1. Day –care attendance, position in sibship, and early childhood wheezing: a population-based birth cohort study. J Allergy Clin Immunol. 2008; 122(3):500-6.e5.
2. Effect of day care attendance on sensitization and atopic wheezing differs by Toll-like receptor 2 genotype in 2 population-based birth cohort studies. Custovic A, Rothers J, Stern D, Simpson A, Woodcock A, Wright AL, Nicolaou NC, Hankinson J, Halonen M, Martinez FD. J Allergy Clin Immunol. 2011 Feb;127(2):390-397.
3. Bisgaard H, Simpson A, Palmer CNA, Bønnelykke K, Mclean I, Mukhopadhyay S, Pipper CB, Halkjaer LB, Lipworth B, Hankinson J, Woodcock A, Custovic A. Gene-environment interaction in the onset of eczema in infancy: Filaggrin loss-of-function mutations enhanced by neonatal cat exposure. PLoS Medicine 2008;5(6):0934-40.
3. Bisgaard H, Simpson A, Palmer CNA, Bønnelykke K, Mclean I, Mukhopadhyay S, Pipper CB, Halkjaer LB, Lipworth B, Hankinson J, Woodcock A, Custovic A. Gene-environment interaction in the onset of eczema in infancy: Filaggrin loss-of-function mutations enhanced by neonatal cat exposure. PLoS Medicine 2008;5(6):0934-40.

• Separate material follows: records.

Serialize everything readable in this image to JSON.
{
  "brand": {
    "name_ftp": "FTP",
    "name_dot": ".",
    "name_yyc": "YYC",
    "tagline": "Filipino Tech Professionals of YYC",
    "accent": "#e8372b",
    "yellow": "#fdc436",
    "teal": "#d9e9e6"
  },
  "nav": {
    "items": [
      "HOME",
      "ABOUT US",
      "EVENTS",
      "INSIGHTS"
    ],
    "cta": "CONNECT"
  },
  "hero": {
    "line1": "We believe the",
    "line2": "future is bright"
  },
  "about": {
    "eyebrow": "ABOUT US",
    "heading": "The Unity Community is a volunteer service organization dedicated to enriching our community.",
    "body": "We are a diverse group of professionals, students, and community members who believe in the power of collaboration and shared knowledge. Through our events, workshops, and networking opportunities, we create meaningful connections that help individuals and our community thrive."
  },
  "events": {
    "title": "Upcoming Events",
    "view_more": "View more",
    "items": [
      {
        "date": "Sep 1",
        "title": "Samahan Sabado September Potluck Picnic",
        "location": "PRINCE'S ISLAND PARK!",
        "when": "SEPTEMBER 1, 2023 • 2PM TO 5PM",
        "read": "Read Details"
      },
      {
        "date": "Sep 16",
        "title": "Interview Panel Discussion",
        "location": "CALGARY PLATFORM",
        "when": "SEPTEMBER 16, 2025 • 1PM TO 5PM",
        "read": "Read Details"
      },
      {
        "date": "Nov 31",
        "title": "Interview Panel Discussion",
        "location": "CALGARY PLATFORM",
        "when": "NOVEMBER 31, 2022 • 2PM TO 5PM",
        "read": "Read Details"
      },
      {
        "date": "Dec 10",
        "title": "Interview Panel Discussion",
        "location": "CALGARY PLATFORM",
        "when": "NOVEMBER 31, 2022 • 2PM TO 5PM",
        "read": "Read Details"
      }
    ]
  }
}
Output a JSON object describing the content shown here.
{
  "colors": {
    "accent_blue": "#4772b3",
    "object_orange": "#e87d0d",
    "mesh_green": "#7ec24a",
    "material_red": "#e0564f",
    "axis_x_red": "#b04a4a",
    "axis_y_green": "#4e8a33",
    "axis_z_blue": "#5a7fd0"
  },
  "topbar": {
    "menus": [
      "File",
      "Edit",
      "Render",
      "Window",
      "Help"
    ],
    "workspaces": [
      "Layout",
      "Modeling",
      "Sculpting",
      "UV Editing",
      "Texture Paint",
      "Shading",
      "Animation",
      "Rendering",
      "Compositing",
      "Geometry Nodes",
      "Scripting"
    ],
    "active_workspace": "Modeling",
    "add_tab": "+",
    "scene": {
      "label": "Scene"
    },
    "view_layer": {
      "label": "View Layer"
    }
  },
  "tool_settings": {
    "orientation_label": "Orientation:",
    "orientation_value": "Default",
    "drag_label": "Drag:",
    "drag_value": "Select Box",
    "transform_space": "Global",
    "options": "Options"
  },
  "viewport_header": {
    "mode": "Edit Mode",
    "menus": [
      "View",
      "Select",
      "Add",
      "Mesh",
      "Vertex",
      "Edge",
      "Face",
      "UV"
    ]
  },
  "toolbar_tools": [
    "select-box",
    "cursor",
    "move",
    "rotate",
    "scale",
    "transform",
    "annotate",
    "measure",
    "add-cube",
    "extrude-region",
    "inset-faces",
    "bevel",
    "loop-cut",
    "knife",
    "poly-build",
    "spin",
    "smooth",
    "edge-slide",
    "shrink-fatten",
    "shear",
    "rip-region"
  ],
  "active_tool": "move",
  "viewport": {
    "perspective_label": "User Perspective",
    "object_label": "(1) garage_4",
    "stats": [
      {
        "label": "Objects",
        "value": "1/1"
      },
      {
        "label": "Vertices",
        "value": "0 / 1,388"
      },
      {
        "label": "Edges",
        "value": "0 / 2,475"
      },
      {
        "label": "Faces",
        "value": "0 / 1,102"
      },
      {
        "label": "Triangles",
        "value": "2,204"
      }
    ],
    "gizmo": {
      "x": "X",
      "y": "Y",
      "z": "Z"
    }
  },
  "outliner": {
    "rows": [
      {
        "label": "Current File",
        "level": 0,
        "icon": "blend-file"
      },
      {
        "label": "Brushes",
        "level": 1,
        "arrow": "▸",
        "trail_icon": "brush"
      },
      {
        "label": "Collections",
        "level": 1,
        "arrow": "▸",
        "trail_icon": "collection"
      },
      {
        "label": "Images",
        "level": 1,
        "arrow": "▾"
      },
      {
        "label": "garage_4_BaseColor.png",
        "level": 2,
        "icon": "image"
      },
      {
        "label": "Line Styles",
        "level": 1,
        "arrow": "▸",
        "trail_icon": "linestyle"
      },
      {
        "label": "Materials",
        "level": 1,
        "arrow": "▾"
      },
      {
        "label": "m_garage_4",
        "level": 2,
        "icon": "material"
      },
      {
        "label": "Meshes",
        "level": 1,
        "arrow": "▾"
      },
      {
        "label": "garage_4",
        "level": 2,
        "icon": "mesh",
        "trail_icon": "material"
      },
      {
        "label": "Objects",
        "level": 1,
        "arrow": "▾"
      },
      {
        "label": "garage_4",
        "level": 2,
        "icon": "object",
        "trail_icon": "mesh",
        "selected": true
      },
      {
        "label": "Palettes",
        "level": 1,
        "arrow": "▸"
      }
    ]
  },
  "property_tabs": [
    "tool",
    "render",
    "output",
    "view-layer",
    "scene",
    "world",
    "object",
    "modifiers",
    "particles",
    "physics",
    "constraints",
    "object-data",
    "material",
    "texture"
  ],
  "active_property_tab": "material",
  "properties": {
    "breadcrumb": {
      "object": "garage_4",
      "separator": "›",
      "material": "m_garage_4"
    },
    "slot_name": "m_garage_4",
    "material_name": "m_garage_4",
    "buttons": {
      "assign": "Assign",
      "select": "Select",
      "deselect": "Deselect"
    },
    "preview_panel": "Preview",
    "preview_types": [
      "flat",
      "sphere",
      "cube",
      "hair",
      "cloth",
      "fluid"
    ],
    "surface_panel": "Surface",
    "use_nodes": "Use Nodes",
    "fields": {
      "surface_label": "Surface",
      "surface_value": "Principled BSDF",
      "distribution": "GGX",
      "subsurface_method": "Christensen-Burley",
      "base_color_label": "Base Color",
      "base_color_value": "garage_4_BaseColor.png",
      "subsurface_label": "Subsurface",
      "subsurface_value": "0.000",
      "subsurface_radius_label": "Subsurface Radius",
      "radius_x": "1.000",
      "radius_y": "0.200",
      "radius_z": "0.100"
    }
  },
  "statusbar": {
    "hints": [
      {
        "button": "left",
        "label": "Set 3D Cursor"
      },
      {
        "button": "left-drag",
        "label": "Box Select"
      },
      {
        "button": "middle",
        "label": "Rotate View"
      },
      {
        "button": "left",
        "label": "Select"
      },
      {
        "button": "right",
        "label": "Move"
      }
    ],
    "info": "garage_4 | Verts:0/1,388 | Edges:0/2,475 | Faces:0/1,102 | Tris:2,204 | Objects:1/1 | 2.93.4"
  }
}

4. Meta-analysis of genome-wide association studies identifies three new risk loci for atopic dermatitis. The Genetics of Overweight Young Adults (GOYA) Consortium, Strachan DP, Martin NG, Jarvelin MR, Heinrich J, Evans DM; the EArly Genetics & Lifecourse Epidemiology (EAGLE) Consortium, Weidinger S. Nat Genet. 2011 Dec 25. doi: 10.1038/ng.1017.
5. Allergy or tolerance in children sensitized to peanut: prevalence and differentiation using component resolved diagnostics. J Allergy Clin Immunol 2010 Jan; 125 (1): 191-7.el-133.
6. Mölter A, Lindley S, de Vocht F, Agius R, Kerry G, Johnson K, Ashmore M, Terry A, i Dimitroulopoulou S, Simpson A. Performance of a microenviromental model for estimating personal NO2 exposure in children. Atmospheric Environment 2012 in press.
7. Marinho S, Marsden P, Smith J, Custovic A, Simpson A.17q12-21 Variants Are Associated With Asthma and Interact With Active Smoking in an Adult Population from the UK. Annals of Allergy, Asthma & Immunology 2012 in press.
8. Dietary antioxidant intake, allergic sensitization and allergic diseases in young children. Allergy.2009 Dec; 64 (12):1766-72.
9 .Body mass index in young children and allergic disease: gender differences in a longitudinal study. Clin Exp Allergy 2011; 41 (1):78-85